◆ EXCERPTED RECORDS ◆
= = = = = = =
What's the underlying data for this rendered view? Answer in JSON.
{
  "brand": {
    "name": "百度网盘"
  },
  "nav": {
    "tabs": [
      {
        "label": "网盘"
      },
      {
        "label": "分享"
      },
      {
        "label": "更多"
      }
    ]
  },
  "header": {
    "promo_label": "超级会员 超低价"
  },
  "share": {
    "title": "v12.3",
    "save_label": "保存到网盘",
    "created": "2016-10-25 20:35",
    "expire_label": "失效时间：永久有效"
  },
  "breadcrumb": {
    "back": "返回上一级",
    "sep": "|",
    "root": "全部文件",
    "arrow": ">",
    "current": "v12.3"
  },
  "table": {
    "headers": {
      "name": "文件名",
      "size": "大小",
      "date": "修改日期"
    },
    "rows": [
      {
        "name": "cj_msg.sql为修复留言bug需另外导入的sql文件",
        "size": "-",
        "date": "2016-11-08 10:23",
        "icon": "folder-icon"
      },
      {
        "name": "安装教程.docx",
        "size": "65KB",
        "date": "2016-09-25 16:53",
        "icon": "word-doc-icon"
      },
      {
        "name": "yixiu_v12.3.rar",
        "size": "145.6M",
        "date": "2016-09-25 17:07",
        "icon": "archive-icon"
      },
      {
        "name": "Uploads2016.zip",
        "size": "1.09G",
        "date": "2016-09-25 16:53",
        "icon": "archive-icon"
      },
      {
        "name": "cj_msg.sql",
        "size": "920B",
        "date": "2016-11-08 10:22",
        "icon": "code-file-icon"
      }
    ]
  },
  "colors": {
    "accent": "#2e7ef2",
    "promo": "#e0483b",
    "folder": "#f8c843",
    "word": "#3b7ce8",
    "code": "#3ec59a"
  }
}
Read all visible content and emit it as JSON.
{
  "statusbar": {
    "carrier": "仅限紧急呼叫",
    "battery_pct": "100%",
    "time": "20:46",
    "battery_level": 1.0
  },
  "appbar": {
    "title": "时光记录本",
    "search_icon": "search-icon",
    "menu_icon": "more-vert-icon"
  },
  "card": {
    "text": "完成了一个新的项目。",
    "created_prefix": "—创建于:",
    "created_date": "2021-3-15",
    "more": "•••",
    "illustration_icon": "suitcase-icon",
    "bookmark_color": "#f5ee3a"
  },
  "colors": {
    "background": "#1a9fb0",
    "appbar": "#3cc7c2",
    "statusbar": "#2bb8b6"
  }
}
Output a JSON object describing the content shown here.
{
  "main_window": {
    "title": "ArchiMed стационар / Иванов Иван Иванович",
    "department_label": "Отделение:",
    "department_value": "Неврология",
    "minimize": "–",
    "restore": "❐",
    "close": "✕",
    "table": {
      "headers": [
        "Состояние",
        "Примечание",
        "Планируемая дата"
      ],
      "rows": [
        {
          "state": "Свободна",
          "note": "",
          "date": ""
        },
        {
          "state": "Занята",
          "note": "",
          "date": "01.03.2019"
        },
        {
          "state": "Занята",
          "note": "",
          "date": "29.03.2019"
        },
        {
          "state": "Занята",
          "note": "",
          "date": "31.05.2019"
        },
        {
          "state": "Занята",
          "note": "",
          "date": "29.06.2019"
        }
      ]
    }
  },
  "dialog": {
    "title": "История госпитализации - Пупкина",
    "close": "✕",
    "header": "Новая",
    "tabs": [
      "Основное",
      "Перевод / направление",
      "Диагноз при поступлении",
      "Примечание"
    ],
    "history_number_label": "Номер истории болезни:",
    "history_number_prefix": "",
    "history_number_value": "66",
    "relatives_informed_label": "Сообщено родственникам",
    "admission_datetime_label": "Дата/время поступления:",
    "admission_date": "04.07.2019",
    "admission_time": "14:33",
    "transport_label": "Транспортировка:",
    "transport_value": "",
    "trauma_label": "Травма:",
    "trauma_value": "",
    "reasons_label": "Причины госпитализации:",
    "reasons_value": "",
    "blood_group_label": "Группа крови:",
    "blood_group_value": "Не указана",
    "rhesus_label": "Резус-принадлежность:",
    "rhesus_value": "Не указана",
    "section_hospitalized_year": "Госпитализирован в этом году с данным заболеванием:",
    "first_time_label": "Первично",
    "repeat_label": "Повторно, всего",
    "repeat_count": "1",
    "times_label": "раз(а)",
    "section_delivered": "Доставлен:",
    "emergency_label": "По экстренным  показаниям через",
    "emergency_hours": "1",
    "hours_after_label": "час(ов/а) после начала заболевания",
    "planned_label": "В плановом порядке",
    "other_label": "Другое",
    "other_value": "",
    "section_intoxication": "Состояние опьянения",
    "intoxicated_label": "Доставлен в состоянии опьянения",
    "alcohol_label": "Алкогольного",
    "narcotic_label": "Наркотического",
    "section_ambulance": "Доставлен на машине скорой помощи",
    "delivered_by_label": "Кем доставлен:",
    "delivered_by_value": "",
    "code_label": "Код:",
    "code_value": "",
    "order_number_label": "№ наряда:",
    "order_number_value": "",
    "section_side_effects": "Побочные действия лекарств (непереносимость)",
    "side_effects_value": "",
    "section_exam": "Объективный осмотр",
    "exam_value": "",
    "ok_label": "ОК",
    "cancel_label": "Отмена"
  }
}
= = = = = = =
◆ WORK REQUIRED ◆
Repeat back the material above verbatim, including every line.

◆ EXERCISE SOLUTION ◆
What's the underlying data for this rendered view? Answer in JSON.
{
  "brand": {
    "name": "百度网盘"
  },
  "nav": {
    "tabs": [
      {
        "label": "网盘"
      },
      {
        "label": "分享"
      },
      {
        "label": "更多"
      }
    ]
  },
  "header": {
    "promo_label": "超级会员 超低价"
  },
  "share": {
    "title": "v12.3",
    "save_label": "保存到网盘",
    "created": "2016-10-25 20:35",
    "expire_label": "失效时间：永久有效"
  },
  "breadcrumb": {
    "back": "返回上一级",
    "sep": "|",
    "root": "全部文件",
    "arrow": ">",
    "current": "v12.3"
  },
  "table": {
    "headers": {
      "name": "文件名",
      "size": "大小",
      "date": "修改日期"
    },
    "rows": [
      {
        "name": "cj_msg.sql为修复留言bug需另外导入的sql文件",
        "size": "-",
        "date": "2016-11-08 10:23",
        "icon": "folder-icon"
      },
      {
        "name": "安装教程.docx",
        "size": "65KB",
        "date": "2016-09-25 16:53",
        "icon": "word-doc-icon"
      },
      {
        "name": "yixiu_v12.3.rar",
        "size": "145.6M",
        "date": "2016-09-25 17:07",
        "icon": "archive-icon"
      },
      {
        "name": "Uploads2016.zip",
        "size": "1.09G",
        "date": "2016-09-25 16:53",
        "icon": "archive-icon"
      },
      {
        "name": "cj_msg.sql",
        "size": "920B",
        "date": "2016-11-08 10:22",
        "icon": "code-file-icon"
      }
    ]
  },
  "colors": {
    "accent": "#2e7ef2",
    "promo": "#e0483b",
    "folder": "#f8c843",
    "word": "#3b7ce8",
    "code": "#3ec59a"
  }
}
Read all visible content and emit it as JSON.
{
  "statusbar": {
    "carrier": "仅限紧急呼叫",
    "battery_pct": "100%",
    "time": "20:46",
    "battery_level": 1.0
  },
  "appbar": {
    "title": "时光记录本",
    "search_icon": "search-icon",
    "menu_icon": "more-vert-icon"
  },
  "card": {
    "text": "完成了一个新的项目。",
    "created_prefix": "—创建于:",
    "created_date": "2021-3-15",
    "more": "•••",
    "illustration_icon": "suitcase-icon",
    "bookmark_color": "#f5ee3a"
  },
  "colors": {
    "background": "#1a9fb0",
    "appbar": "#3cc7c2",
    "statusbar": "#2bb8b6"
  }
}
Output a JSON object describing the content shown here.
{
  "main_window": {
    "title": "ArchiMed стационар / Иванов Иван Иванович",
    "department_label": "Отделение:",
    "department_value": "Неврология",
    "minimize": "–",
    "restore": "❐",
    "close": "✕",
    "table": {
      "headers": [
        "Состояние",
        "Примечание",
        "Планируемая дата"
      ],
      "rows": [
        {
          "state": "Свободна",
          "note": "",
          "date": ""
        },
        {
          "state": "Занята",
          "note": "",
          "date": "01.03.2019"
        },
        {
          "state": "Занята",
          "note": "",
          "date": "29.03.2019"
        },
        {
          "state": "Занята",
          "note": "",
          "date": "31.05.2019"
        },
        {
          "state": "Занята",
          "note": "",
          "date": "29.06.2019"
        }
      ]
    }
  },
  "dialog": {
    "title": "История госпитализации - Пупкина",
    "close": "✕",
    "header": "Новая",
    "tabs": [
      "Основное",
      "Перевод / направление",
      "Диагноз при поступлении",
      "Примечание"
    ],
    "history_number_label": "Номер истории болезни:",
    "history_number_prefix": "",
    "history_number_value": "66",
    "relatives_informed_label": "Сообщено родственникам",
    "admission_datetime_label": "Дата/время поступления:",
    "admission_date": "04.07.2019",
    "admission_time": "14:33",
    "transport_label": "Транспортировка:",
    "transport_value": "",
    "trauma_label": "Травма:",
    "trauma_value": "",
    "reasons_label": "Причины госпитализации:",
    "reasons_value": "",
    "blood_group_label": "Группа крови:",
    "blood_group_value": "Не указана",
    "rhesus_label": "Резус-принадлежность:",
    "rhesus_value": "Не указана",
    "section_hospitalized_year": "Госпитализирован в этом году с данным заболеванием:",
    "first_time_label": "Первично",
    "repeat_label": "Повторно, всего",
    "repeat_count": "1",
    "times_label": "раз(а)",
    "section_delivered": "Доставлен:",
    "emergency_label": "По экстренным  показаниям через",
    "emergency_hours": "1",
    "hours_after_label": "час(ов/а) после начала заболевания",
    "planned_label": "В плановом порядке",
    "other_label": "Другое",
    "other_value": "",
    "section_intoxication": "Состояние опьянения",
    "intoxicated_label": "Доставлен в состоянии опьянения",
    "alcohol_label": "Алкогольного",
    "narcotic_label": "Наркотического",
    "section_ambulance": "Доставлен на машине скорой помощи",
    "delivered_by_label": "Кем доставлен:",
    "delivered_by_value": "",
    "code_label": "Код:",
    "code_value": "",
    "order_number_label": "№ наряда:",
    "order_number_value": "",
    "section_side_effects": "Побочные действия лекарств (непереносимость)",
    "side_effects_value": "",
    "section_exam": "Объективный осмотр",
    "exam_value": "",
    "ok_label": "ОК",
    "cancel_label": "Отмена"
  }
}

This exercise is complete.